— EXERCISE GOAL —
Give back the material that follows, identical in every line.

+---+

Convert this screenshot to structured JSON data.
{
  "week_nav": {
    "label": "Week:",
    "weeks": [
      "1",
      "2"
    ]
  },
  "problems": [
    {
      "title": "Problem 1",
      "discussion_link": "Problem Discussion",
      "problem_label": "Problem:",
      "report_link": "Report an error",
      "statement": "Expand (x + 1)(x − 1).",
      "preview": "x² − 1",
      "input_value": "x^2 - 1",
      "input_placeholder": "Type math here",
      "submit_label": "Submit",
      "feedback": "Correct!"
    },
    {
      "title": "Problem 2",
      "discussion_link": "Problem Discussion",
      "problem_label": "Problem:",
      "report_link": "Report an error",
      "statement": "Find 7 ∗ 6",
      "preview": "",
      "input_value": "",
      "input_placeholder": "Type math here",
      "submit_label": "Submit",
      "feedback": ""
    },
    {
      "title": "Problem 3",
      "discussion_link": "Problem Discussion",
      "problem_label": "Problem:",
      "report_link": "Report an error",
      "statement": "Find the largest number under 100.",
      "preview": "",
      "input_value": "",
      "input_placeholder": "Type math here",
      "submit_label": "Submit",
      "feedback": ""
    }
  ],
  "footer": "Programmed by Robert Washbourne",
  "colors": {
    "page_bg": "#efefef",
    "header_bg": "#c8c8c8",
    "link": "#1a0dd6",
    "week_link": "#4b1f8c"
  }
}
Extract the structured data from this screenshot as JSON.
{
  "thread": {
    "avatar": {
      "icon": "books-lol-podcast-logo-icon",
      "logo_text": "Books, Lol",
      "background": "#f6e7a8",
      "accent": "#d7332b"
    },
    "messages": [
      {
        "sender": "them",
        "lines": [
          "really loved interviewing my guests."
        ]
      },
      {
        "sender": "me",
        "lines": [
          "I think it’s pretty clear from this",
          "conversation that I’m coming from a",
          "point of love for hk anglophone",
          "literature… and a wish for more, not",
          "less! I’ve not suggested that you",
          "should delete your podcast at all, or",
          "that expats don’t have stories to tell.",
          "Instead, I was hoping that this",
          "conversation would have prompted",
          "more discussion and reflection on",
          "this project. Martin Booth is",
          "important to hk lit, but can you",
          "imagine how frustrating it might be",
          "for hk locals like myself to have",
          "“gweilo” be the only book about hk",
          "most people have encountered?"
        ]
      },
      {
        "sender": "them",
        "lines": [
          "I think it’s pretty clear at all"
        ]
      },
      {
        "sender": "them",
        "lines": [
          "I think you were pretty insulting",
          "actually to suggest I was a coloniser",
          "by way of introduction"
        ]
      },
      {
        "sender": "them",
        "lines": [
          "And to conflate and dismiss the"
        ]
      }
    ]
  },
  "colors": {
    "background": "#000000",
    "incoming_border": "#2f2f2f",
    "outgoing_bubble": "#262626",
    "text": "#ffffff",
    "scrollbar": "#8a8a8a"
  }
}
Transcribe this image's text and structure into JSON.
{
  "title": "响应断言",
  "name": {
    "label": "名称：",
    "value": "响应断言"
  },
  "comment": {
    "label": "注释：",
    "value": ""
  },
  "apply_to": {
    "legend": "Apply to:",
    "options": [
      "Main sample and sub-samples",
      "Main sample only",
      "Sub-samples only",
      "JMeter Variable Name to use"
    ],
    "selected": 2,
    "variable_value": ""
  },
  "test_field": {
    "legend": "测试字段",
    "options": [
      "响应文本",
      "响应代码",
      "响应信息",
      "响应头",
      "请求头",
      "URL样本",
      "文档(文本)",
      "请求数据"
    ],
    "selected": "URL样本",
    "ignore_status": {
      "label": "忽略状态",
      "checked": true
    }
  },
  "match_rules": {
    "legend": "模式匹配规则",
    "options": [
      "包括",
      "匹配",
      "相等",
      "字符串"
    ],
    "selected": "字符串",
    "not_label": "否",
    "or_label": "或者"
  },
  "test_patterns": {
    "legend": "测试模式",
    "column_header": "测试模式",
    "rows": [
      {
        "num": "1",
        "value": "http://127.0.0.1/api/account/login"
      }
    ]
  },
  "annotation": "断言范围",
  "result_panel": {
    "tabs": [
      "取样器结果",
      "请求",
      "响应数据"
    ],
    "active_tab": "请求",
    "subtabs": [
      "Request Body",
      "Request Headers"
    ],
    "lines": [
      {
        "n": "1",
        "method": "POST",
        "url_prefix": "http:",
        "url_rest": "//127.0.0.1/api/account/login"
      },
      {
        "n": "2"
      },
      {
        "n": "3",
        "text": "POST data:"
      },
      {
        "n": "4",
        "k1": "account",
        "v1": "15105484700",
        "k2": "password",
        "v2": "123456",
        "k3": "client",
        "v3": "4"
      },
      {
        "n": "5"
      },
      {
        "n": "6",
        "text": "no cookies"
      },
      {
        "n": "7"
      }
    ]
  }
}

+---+

— REPLY TO THE TASK —
Convert this screenshot to structured JSON data.
{
  "week_nav": {
    "label": "Week:",
    "weeks": [
      "1",
      "2"
    ]
  },
  "problems": [
    {
      "title": "Problem 1",
      "discussion_link": "Problem Discussion",
      "problem_label": "Problem:",
      "report_link": "Report an error",
      "statement": "Expand (x + 1)(x − 1).",
      "preview": "x² − 1",
      "input_value": "x^2 - 1",
      "input_placeholder": "Type math here",
      "submit_label": "Submit",
      "feedback": "Correct!"
    },
    {
      "title": "Problem 2",
      "discussion_link": "Problem Discussion",
      "problem_label": "Problem:",
      "report_link": "Report an error",
      "statement": "Find 7 ∗ 6",
      "preview": "",
      "input_value": "",
      "input_placeholder": "Type math here",
      "submit_label": "Submit",
      "feedback": ""
    },
    {
      "title": "Problem 3",
      "discussion_link": "Problem Discussion",
      "problem_label": "Problem:",
      "report_link": "Report an error",
      "statement": "Find the largest number under 100.",
      "preview": "",
      "input_value": "",
      "input_placeholder": "Type math here",
      "submit_label": "Submit",
      "feedback": ""
    }
  ],
  "footer": "Programmed by Robert Washbourne",
  "colors": {
    "page_bg": "#efefef",
    "header_bg": "#c8c8c8",
    "link": "#1a0dd6",
    "week_link": "#4b1f8c"
  }
}
Extract the structured data from this screenshot as JSON.
{
  "thread": {
    "avatar": {
      "icon": "books-lol-podcast-logo-icon",
      "logo_text": "Books, Lol",
      "background": "#f6e7a8",
      "accent": "#d7332b"
    },
    "messages": [
      {
        "sender": "them",
        "lines": [
          "really loved interviewing my guests."
        ]
      },
      {
        "sender": "me",
        "lines": [
          "I think it’s pretty clear from this",
          "conversation that I’m coming from a",
          "point of love for hk anglophone",
          "literature… and a wish for more, not",
          "less! I’ve not suggested that you",
          "should delete your podcast at all, or",
          "that expats don’t have stories to tell.",
          "Instead, I was hoping that this",
          "conversation would have prompted",
          "more discussion and reflection on",
          "this project. Martin Booth is",
          "important to hk lit, but can you",
          "imagine how frustrating it might be",
          "for hk locals like myself to have",
          "“gweilo” be the only book about hk",
          "most people have encountered?"
        ]
      },
      {
        "sender": "them",
        "lines": [
          "I think it’s pretty clear at all"
        ]
      },
      {
        "sender": "them",
        "lines": [
          "I think you were pretty insulting",
          "actually to suggest I was a coloniser",
          "by way of introduction"
        ]
      },
      {
        "sender": "them",
        "lines": [
          "And to conflate and dismiss the"
        ]
      }
    ]
  },
  "colors": {
    "background": "#000000",
    "incoming_border": "#2f2f2f",
    "outgoing_bubble": "#262626",
    "text": "#ffffff",
    "scrollbar": "#8a8a8a"
  }
}
Transcribe this image's text and structure into JSON.
{
  "title": "响应断言",
  "name": {
    "label": "名称：",
    "value": "响应断言"
  },
  "comment": {
    "label": "注释：",
    "value": ""
  },
  "apply_to": {
    "legend": "Apply to:",
    "options": [
      "Main sample and sub-samples",
      "Main sample only",
      "Sub-samples only",
      "JMeter Variable Name to use"
    ],
    "selected": 2,
    "variable_value": ""
  },
  "test_field": {
    "legend": "测试字段",
    "options": [
      "响应文本",
      "响应代码",
      "响应信息",
      "响应头",
      "请求头",
      "URL样本",
      "文档(文本)",
      "请求数据"
    ],
    "selected": "URL样本",
    "ignore_status": {
      "label": "忽略状态",
      "checked": true
    }
  },
  "match_rules": {
    "legend": "模式匹配规则",
    "options": [
      "包括",
      "匹配",
      "相等",
      "字符串"
    ],
    "selected": "字符串",
    "not_label": "否",
    "or_label": "或者"
  },
  "test_patterns": {
    "legend": "测试模式",
    "column_header": "测试模式",
    "rows": [
      {
        "num": "1",
        "value": "http://127.0.0.1/api/account/login"
      }
    ]
  },
  "annotation": "断言范围",
  "result_panel": {
    "tabs": [
      "取样器结果",
      "请求",
      "响应数据"
    ],
    "active_tab": "请求",
    "subtabs": [
      "Request Body",
      "Request Headers"
    ],
    "lines": [
      {
        "n": "1",
        "method": "POST",
        "url_prefix": "http:",
        "url_rest": "//127.0.0.1/api/account/login"
      },
      {
        "n": "2"
      },
      {
        "n": "3",
        "text": "POST data:"
      },
      {
        "n": "4",
        "k1": "account",
        "v1": "15105484700",
        "k2": "password",
        "v2": "123456",
        "k3": "client",
        "v3": "4"
      },
      {
        "n": "5"
      },
      {
        "n": "6",
        "text": "no cookies"
      },
      {
        "n": "7"
      }
    ]
  }
}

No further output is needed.